**Task to carry out**
Write the following entries out again exactly, skipping each image.

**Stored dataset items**
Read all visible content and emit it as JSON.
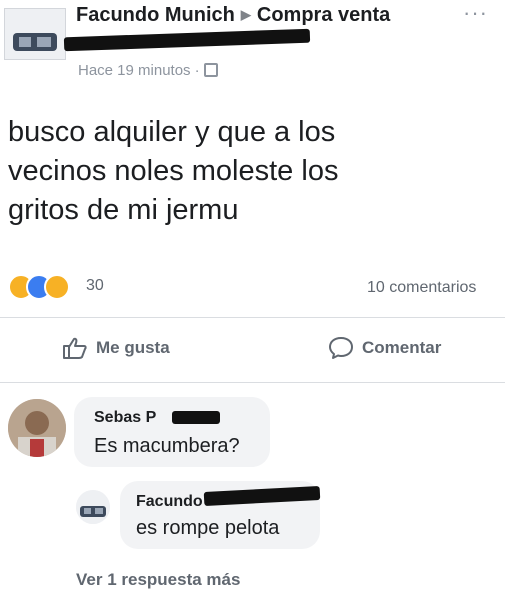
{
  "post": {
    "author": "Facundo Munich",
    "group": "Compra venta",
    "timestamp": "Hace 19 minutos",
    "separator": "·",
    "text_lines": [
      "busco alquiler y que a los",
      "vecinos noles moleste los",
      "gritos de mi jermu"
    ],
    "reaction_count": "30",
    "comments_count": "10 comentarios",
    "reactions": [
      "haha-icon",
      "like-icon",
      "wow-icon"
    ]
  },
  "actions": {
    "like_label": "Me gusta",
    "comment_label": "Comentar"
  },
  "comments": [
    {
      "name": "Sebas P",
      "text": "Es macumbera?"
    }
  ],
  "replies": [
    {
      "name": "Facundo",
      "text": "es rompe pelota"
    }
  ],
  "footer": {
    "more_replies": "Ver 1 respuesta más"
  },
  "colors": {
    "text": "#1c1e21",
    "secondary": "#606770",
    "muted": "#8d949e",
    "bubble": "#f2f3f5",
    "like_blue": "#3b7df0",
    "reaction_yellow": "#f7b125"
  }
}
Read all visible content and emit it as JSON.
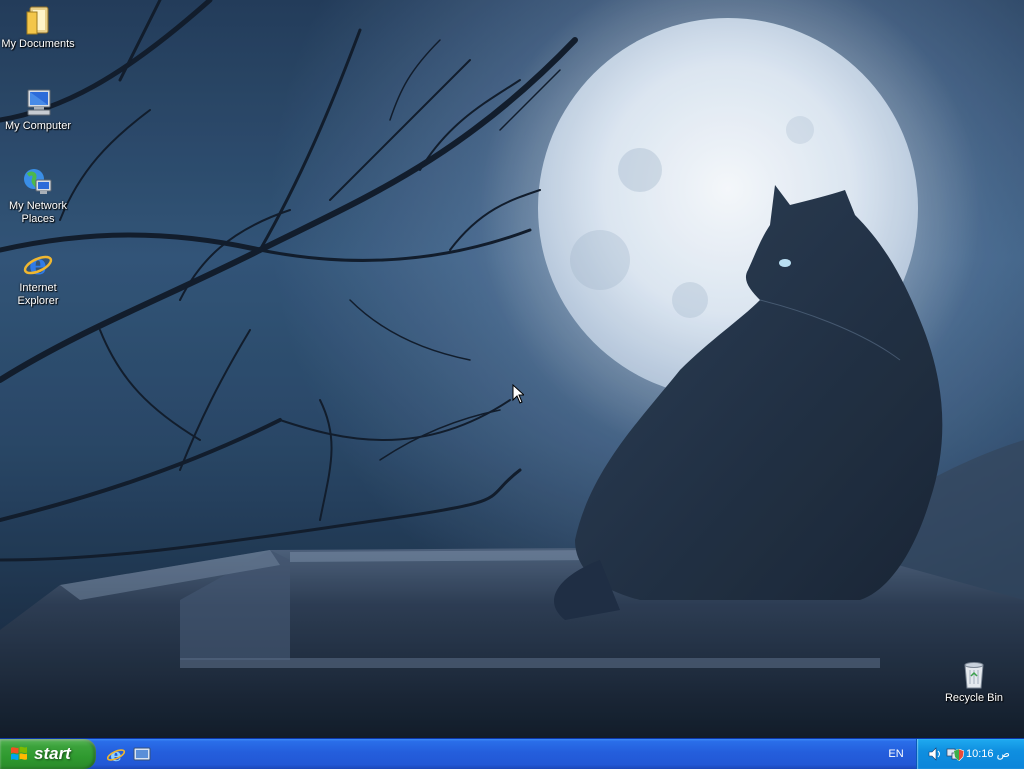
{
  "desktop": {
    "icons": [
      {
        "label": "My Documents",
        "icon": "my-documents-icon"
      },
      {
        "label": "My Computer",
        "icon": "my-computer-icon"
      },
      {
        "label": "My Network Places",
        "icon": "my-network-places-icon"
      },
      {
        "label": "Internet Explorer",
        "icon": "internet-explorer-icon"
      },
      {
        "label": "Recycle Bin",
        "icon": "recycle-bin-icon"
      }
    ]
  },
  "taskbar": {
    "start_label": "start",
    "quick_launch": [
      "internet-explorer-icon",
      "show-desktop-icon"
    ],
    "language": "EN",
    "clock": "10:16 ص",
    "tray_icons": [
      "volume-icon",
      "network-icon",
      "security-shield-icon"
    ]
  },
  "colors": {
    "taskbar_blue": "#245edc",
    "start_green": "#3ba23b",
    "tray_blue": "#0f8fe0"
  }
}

**Exercise answer**
Read all visible content and emit it as JSON.
{
  "post": {
    "author": "Facundo Munich",
    "group": "Compra venta",
    "timestamp": "Hace 19 minutos",
    "separator": "·",
    "text_lines": [
      "busco alquiler y que a los",
      "vecinos noles moleste los",
      "gritos de mi jermu"
    ],
    "reaction_count": "30",
    "comments_count": "10 comentarios",
    "reactions": [
      "haha-icon",
      "like-icon",
      "wow-icon"
    ]
  },
  "actions": {
    "like_label": "Me gusta",
    "comment_label": "Comentar"
  },
  "comments": [
    {
      "name": "Sebas P",
      "text": "Es macumbera?"
    }
  ],
  "replies": [
    {
      "name": "Facundo",
      "text": "es rompe pelota"
    }
  ],
  "footer": {
    "more_replies": "Ver 1 respuesta más"
  },
  "colors": {
    "text": "#1c1e21",
    "secondary": "#606770",
    "muted": "#8d949e",
    "bubble": "#f2f3f5",
    "like_blue": "#3b7df0",
    "reaction_yellow": "#f7b125"
  }
}
Read all visible content and emit it as JSON.
{
  "desktop": {
    "icons": [
      {
        "label": "My Documents",
        "icon": "my-documents-icon"
      },
      {
        "label": "My Computer",
        "icon": "my-computer-icon"
      },
      {
        "label": "My Network Places",
        "icon": "my-network-places-icon"
      },
      {
        "label": "Internet Explorer",
        "icon": "internet-explorer-icon"
      },
      {
        "label": "Recycle Bin",
        "icon": "recycle-bin-icon"
      }
    ]
  },
  "taskbar": {
    "start_label": "start",
    "quick_launch": [
      "internet-explorer-icon",
      "show-desktop-icon"
    ],
    "language": "EN",
    "clock": "10:16 ص",
    "tray_icons": [
      "volume-icon",
      "network-icon",
      "security-shield-icon"
    ]
  },
  "colors": {
    "taskbar_blue": "#245edc",
    "start_green": "#3ba23b",
    "tray_blue": "#0f8fe0"
  }
}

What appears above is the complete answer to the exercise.